A new technology that can quickly distinguish between subtly different strains of anthrax might have been central to the FBI's investigation of the deadly anthrax letters that killed five people and sickened many more in the autumn of 2001.
The FBI has not disclosed how it drew a connection between the anthrax attacks and Bruce Ivins, a researcher at the Army's infectious disease lab at Fort Detrick in Frederick. Ivins killed himself last week as prosecutors prepared to indict him in the anthrax killings.
But news reports and government filings suggest that a new instrument developed by a California company might have played a key supporting role.

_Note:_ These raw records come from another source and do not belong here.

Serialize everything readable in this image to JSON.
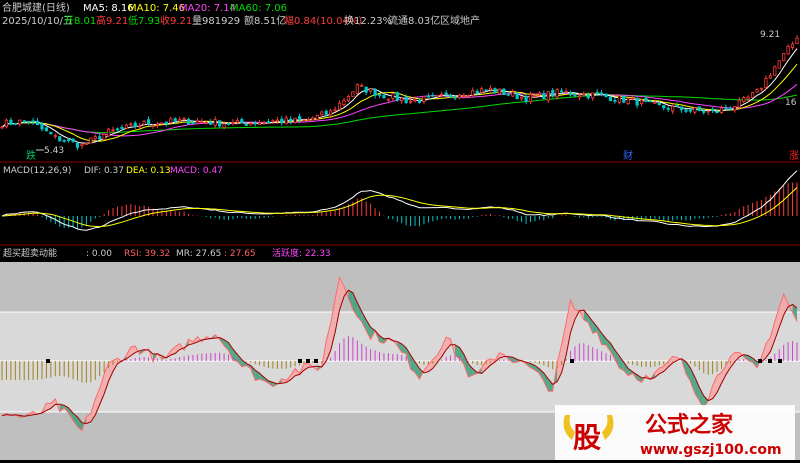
{
  "colors": {
    "background": "#000000",
    "up": "#ff3b3b",
    "down": "#00c8c8",
    "ma5": "#ffffff",
    "ma10": "#ffff00",
    "ma20": "#ff44ff",
    "ma60": "#00dd00",
    "label": "#cccccc",
    "separator": "#8b0000",
    "osc_band": "#d9d9d9",
    "osc_mid": "#c8c8c8",
    "osc_fill_up": "#f4a7a7",
    "osc_fill_down": "#3aa07a",
    "watermark_red": "#cc0000",
    "watermark_gold": "#f0c020"
  },
  "header": {
    "title": "合肥城建(日线)",
    "ma5": "MA5: 8.16",
    "ma10": "MA10: 7.46",
    "ma20": "MA20: 7.14",
    "ma60": "MA60: 7.06",
    "date": "2025/10/10/五",
    "open": "开8.01",
    "high": "高9.21",
    "low": "低7.93",
    "close": "收9.21",
    "volume": "量981929",
    "amount": "额8.51亿",
    "change": "幅0.84(10.04%)",
    "turnover": "换12.23%",
    "float": "流通8.03亿",
    "industry": "区域地产"
  },
  "price_panel": {
    "high_label": "9.21",
    "low_label": "5.43",
    "right_label": "16",
    "markers": [
      {
        "text": "跌",
        "color": "#00c060"
      },
      {
        "text": "财",
        "color": "#3366ff"
      },
      {
        "text": "涨",
        "color": "#ff2020"
      }
    ]
  },
  "macd": {
    "title": "MACD(12,26,9)",
    "dif": "DIF: 0.37",
    "dea": "DEA: 0.13",
    "macd": "MACD: 0.47"
  },
  "osc": {
    "title": "超买超卖动能",
    "value": ": 0.00",
    "rsi": "RSI: 39.32",
    "mr": "MR: 27.65",
    "mr2": ": 27.65",
    "active": "活跃度: 22.33"
  },
  "watermark": {
    "logo": "股",
    "name": "公式之家",
    "url": "www.gszj100.com"
  },
  "chart_data": {
    "type": "line",
    "x_count": 180,
    "price_range": [
      5.2,
      9.5
    ],
    "price_keypoints": [
      [
        0,
        6.2
      ],
      [
        6,
        6.3
      ],
      [
        12,
        5.7
      ],
      [
        18,
        5.43
      ],
      [
        24,
        5.9
      ],
      [
        32,
        6.2
      ],
      [
        42,
        6.3
      ],
      [
        52,
        6.2
      ],
      [
        62,
        6.3
      ],
      [
        68,
        6.3
      ],
      [
        74,
        6.6
      ],
      [
        80,
        7.5
      ],
      [
        86,
        7.2
      ],
      [
        92,
        7.0
      ],
      [
        98,
        7.1
      ],
      [
        104,
        7.3
      ],
      [
        110,
        7.4
      ],
      [
        118,
        7.1
      ],
      [
        126,
        7.3
      ],
      [
        134,
        7.2
      ],
      [
        142,
        7.0
      ],
      [
        148,
        6.8
      ],
      [
        154,
        6.7
      ],
      [
        160,
        6.6
      ],
      [
        166,
        6.9
      ],
      [
        170,
        7.3
      ],
      [
        174,
        8.2
      ],
      [
        179,
        9.21
      ]
    ],
    "macd_range": [
      -0.6,
      0.6
    ],
    "osc_range": [
      -80,
      100
    ],
    "osc_keypoints": [
      [
        0,
        -55
      ],
      [
        6,
        -60
      ],
      [
        12,
        -45
      ],
      [
        18,
        -75
      ],
      [
        24,
        -5
      ],
      [
        30,
        15
      ],
      [
        36,
        0
      ],
      [
        42,
        20
      ],
      [
        48,
        30
      ],
      [
        54,
        -5
      ],
      [
        60,
        -25
      ],
      [
        66,
        -10
      ],
      [
        72,
        -5
      ],
      [
        76,
        90
      ],
      [
        82,
        30
      ],
      [
        88,
        20
      ],
      [
        94,
        -15
      ],
      [
        100,
        25
      ],
      [
        106,
        -20
      ],
      [
        112,
        10
      ],
      [
        118,
        -5
      ],
      [
        124,
        -30
      ],
      [
        128,
        60
      ],
      [
        134,
        30
      ],
      [
        140,
        -10
      ],
      [
        146,
        -20
      ],
      [
        152,
        5
      ],
      [
        158,
        -45
      ],
      [
        164,
        10
      ],
      [
        170,
        -10
      ],
      [
        176,
        70
      ],
      [
        179,
        40
      ]
    ]
  }
}
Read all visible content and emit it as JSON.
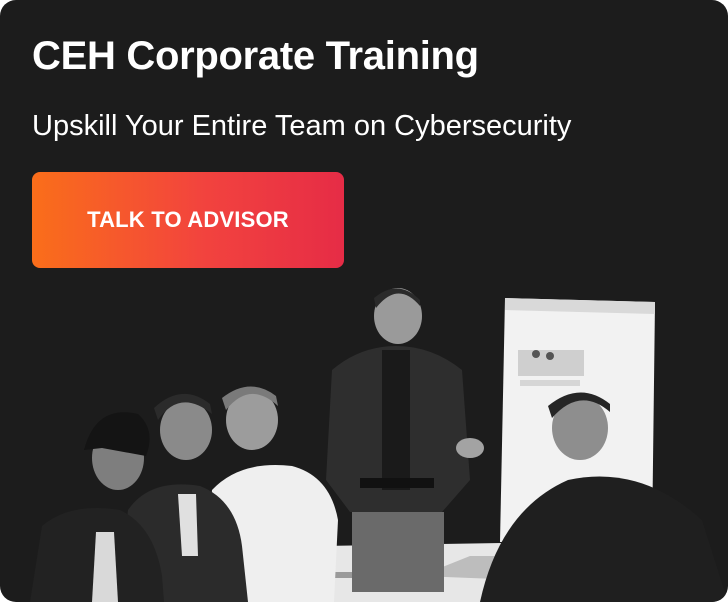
{
  "banner": {
    "title": "CEH Corporate Training",
    "subtitle": "Upskill Your Entire Team on Cybersecurity",
    "cta_label": "TALK TO ADVISOR"
  },
  "colors": {
    "background": "#1c1c1c",
    "cta_gradient_start": "#fa6e1a",
    "cta_gradient_end": "#e62c46",
    "text": "#ffffff"
  },
  "image": {
    "subject": "grayscale-photo-corporate-training-meeting"
  }
}
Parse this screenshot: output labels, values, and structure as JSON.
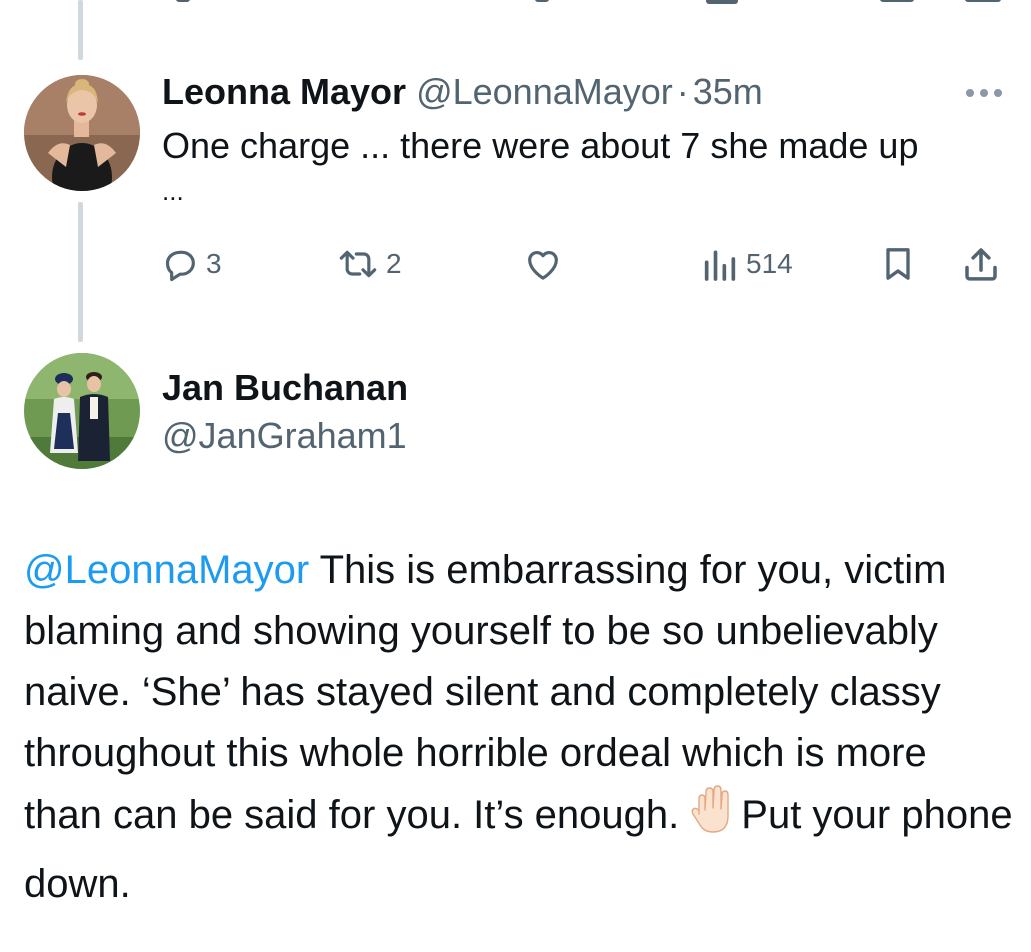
{
  "tweet": {
    "author": {
      "display_name": "Leonna Mayor",
      "handle": "@LeonnaMayor",
      "separator": "·",
      "time": "35m"
    },
    "text_line1": "One charge ... there were about 7 she made up",
    "text_line2": "...",
    "more_icon": "more-horizontal-icon",
    "actions": {
      "reply": {
        "icon": "reply-icon",
        "count": "3"
      },
      "retweet": {
        "icon": "retweet-icon",
        "count": "2"
      },
      "like": {
        "icon": "heart-icon",
        "count": ""
      },
      "views": {
        "icon": "views-icon",
        "count": "514"
      },
      "bookmark": {
        "icon": "bookmark-icon"
      },
      "share": {
        "icon": "share-icon"
      }
    }
  },
  "reply": {
    "author": {
      "display_name": "Jan Buchanan",
      "handle": "@JanGraham1"
    },
    "mention": "@LeonnaMayor",
    "text_part1": " This is embarrassing for you, victim blaming and showing yourself to be so unbelievably naive. ‘She’ has stayed silent and completely classy throughout this whole horrible ordeal which is more than can be said for you. It’s enough.",
    "emoji_icon": "raised-hand-emoji-icon",
    "text_part2": "Put your phone down."
  },
  "colors": {
    "text": "#0f1419",
    "secondary": "#536471",
    "link": "#1d9bf0",
    "thread_line": "#cfd9de",
    "background": "#ffffff"
  }
}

Stories published recently by the Los Angeles Times and The Wall Street Journal, relying in part on unnamed sources, said that investigators employing technology that was not available in 2001 were finally able to find a genetic link between the anthrax recovered from the bodies of victims and mixed spores Ivins reportedly had in his work space at Fort Detrick in 2001.
The Times, citing records and interviews, said the breakthrough analyses came from Ibis Biosciences of Carlsbad. Steven A. Hofstadler, vice president for research at Ibis, told The Sun yesterday that he could "neither confirm nor deny" that his company has assisted the FBI with the anthrax investigation.

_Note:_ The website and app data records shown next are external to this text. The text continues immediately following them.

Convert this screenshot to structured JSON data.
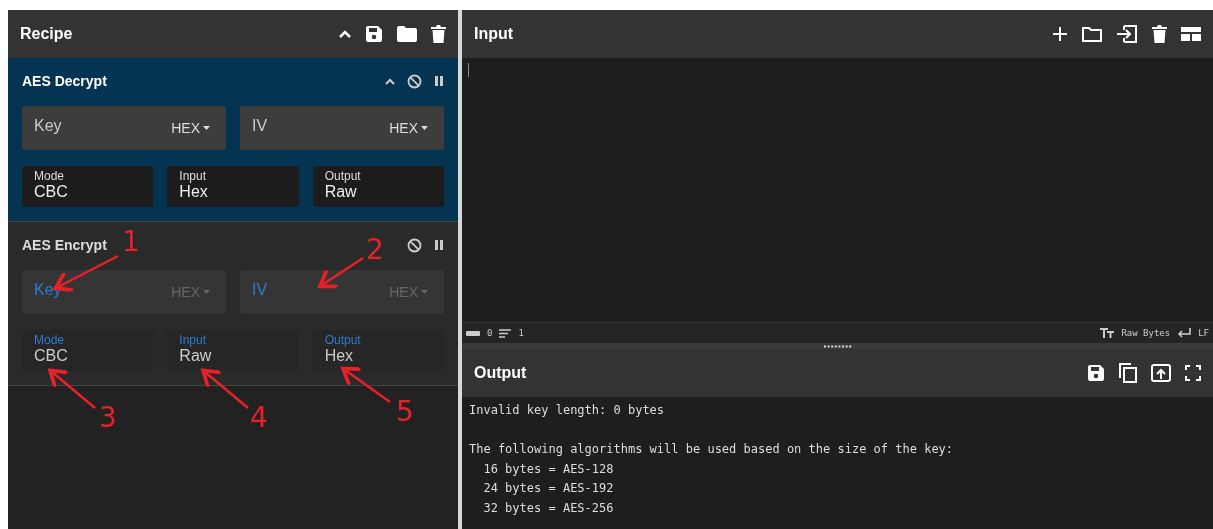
{
  "recipe": {
    "title": "Recipe",
    "operations": [
      {
        "name": "AES Decrypt",
        "highlighted": true,
        "show_collapse": true,
        "labels_accented": false,
        "inputs": [
          {
            "label": "Key",
            "format": "HEX"
          },
          {
            "label": "IV",
            "format": "HEX"
          }
        ],
        "options": [
          {
            "label": "Mode",
            "value": "CBC"
          },
          {
            "label": "Input",
            "value": "Hex"
          },
          {
            "label": "Output",
            "value": "Raw"
          }
        ]
      },
      {
        "name": "AES Encrypt",
        "highlighted": false,
        "show_collapse": false,
        "labels_accented": true,
        "inputs": [
          {
            "label": "Key",
            "format": "HEX"
          },
          {
            "label": "IV",
            "format": "HEX"
          }
        ],
        "options": [
          {
            "label": "Mode",
            "value": "CBC"
          },
          {
            "label": "Input",
            "value": "Raw"
          },
          {
            "label": "Output",
            "value": "Hex"
          }
        ]
      }
    ]
  },
  "input": {
    "title": "Input"
  },
  "status_bar": {
    "length": "0",
    "lines": "1",
    "encoding": "Raw Bytes",
    "eol": "LF"
  },
  "output": {
    "title": "Output",
    "paragraphs": [
      [
        "Invalid key length: 0 bytes"
      ],
      [
        "The following algorithms will be used based on the size of the key:",
        "  16 bytes = AES-128",
        "  24 bytes = AES-192",
        "  32 bytes = AES-256"
      ]
    ]
  },
  "annotations": [
    "1",
    "2",
    "3",
    "4",
    "5"
  ]
}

But in 2007 filings with the U.S. Securities and Exchange Commission, Ibis described its "Ibis T5000," a $525,000 instrument used for, among other things, "anthrax genotyping. ... It can identify virtually all bacteria, viruses and fungi and provide information about drug resistance, virulence and strain types of these pathogens within a few hours."
Hofstadler said development began in 2001, funded by the U.S. Defense Advanced Projects Research Agency. "The challenge was how you can detect a biological weapon if you're not sure what it is you're looking for," he said.

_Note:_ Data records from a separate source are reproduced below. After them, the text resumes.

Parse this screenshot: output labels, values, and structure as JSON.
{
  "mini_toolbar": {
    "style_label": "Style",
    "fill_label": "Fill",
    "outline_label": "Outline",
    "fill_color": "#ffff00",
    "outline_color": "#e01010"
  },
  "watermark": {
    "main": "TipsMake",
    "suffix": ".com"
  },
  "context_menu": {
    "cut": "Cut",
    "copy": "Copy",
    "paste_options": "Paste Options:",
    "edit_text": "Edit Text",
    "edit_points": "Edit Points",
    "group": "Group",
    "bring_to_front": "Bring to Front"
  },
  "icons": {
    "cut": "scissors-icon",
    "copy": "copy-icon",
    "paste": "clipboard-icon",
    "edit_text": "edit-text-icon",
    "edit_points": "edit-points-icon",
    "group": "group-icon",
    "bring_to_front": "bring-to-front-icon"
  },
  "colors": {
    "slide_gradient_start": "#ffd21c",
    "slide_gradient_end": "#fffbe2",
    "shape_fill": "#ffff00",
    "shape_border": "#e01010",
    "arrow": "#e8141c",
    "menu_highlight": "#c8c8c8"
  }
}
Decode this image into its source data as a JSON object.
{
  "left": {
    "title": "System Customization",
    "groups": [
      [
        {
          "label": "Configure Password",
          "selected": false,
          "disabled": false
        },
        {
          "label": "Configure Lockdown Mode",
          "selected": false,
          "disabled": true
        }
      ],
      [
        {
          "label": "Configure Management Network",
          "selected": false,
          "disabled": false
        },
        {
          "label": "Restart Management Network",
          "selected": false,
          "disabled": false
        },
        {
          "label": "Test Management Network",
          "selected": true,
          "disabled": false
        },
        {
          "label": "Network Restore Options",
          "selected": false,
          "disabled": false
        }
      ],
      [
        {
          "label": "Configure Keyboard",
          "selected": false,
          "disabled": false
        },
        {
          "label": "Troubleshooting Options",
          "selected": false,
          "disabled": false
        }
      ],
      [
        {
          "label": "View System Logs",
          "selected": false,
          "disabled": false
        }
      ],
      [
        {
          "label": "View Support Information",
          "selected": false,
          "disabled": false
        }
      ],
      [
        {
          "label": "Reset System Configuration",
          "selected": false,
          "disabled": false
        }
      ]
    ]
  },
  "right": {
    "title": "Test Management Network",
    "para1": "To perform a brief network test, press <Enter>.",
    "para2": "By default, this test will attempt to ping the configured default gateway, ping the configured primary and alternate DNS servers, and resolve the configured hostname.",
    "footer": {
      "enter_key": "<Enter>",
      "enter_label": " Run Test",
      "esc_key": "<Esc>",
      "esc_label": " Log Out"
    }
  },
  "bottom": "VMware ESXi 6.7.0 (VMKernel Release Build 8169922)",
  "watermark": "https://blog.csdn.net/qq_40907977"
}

Instead of looking for the DNA signatures of specific pathogens, such as anthrax, Ibis' approach was to look for nonspecific regions common to many DNA molecules. Because different pathogens, and even different strains of the same pathogen, will have slightly different DNA weights, the T5000 can identify each by its unique weight signature.
The first operational T5000 system went to the U.S. Army Medical Research Institute for Infectious Diseases - the lab at Fort Detrick where Ivins worked - in 2005.